Read below, it must be proven that what you said about the business or product is untrue...
Where a person's goods are brought into discredit, rather than suing for defamation, the tort of injurious falsehood or slander of goods would be applied (See Flaman Wholesale v. Firman et al (1982), 17 Sask. R. 305). This tort; however, requires proof of monetary damages. This has become prominent in Cyberspace as disgruntled ex-employees or dissatisfied customers have taken to posting complaints along with defamatory statements on the web. For the plaintiff, this tort is available where: first there was a statement made about the plaintiff's goods; second that the statement was false; third that the statement was published maliciously (dishonestly with improper motive); and lastly, that the plaintiff suffered special damage.
Dietrich further notes that in Canada, legitimate comparisons between products are generally not actionable.
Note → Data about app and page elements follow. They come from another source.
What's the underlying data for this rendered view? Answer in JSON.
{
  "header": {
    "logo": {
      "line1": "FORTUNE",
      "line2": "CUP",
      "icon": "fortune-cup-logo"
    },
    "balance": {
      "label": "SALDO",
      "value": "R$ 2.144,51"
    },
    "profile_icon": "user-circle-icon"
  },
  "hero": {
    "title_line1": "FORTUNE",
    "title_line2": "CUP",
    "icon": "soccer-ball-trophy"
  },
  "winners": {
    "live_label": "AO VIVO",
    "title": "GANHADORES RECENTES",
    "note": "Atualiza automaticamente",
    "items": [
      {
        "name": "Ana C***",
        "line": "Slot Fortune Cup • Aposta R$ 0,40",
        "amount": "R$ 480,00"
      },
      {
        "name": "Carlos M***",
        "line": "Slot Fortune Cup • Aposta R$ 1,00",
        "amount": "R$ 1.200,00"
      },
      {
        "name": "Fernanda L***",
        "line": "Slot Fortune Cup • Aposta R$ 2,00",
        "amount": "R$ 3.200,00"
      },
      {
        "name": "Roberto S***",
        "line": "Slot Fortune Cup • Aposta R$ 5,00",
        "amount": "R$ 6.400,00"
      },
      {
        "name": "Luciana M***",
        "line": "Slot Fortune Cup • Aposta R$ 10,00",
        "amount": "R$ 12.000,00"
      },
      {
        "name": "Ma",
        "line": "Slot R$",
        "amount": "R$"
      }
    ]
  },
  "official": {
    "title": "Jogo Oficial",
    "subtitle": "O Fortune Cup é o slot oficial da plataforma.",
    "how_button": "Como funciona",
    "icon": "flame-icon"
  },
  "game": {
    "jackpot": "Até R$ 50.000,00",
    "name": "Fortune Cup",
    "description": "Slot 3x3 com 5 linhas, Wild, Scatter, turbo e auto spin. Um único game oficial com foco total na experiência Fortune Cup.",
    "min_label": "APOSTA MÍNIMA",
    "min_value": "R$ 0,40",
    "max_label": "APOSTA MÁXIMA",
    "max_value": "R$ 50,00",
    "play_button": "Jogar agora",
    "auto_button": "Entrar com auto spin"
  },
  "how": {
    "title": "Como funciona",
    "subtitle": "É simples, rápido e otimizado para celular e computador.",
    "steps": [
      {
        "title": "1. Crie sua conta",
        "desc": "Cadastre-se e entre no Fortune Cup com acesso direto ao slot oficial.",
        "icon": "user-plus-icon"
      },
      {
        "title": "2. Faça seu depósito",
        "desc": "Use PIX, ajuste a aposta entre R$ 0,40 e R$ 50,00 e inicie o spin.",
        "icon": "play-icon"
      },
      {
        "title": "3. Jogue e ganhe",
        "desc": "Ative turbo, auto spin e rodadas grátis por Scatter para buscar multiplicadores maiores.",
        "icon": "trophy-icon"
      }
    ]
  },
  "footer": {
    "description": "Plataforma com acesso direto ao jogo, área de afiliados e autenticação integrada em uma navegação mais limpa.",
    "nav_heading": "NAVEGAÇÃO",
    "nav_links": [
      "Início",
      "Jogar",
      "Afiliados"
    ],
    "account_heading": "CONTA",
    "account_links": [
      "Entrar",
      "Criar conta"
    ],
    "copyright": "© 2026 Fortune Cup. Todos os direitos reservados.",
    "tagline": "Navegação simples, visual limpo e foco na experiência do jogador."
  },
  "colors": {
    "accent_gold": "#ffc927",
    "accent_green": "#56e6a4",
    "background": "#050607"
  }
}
However, the distinction between disparaging comments and truthful comparisons is often a fine one and the test used to identify when a statement constitutes slander of goods involves determining what a reasonable person with knowledge of the facts would conclude. (17) In order to be liable the defendant need not necessarily named the plaintiff or the product(s) directly but rather where an implication will be drawn by the public that the defendant's disparaging comments must necessarily have been referring to the plaintiff's product (for instance when there are only two products in a market).(18)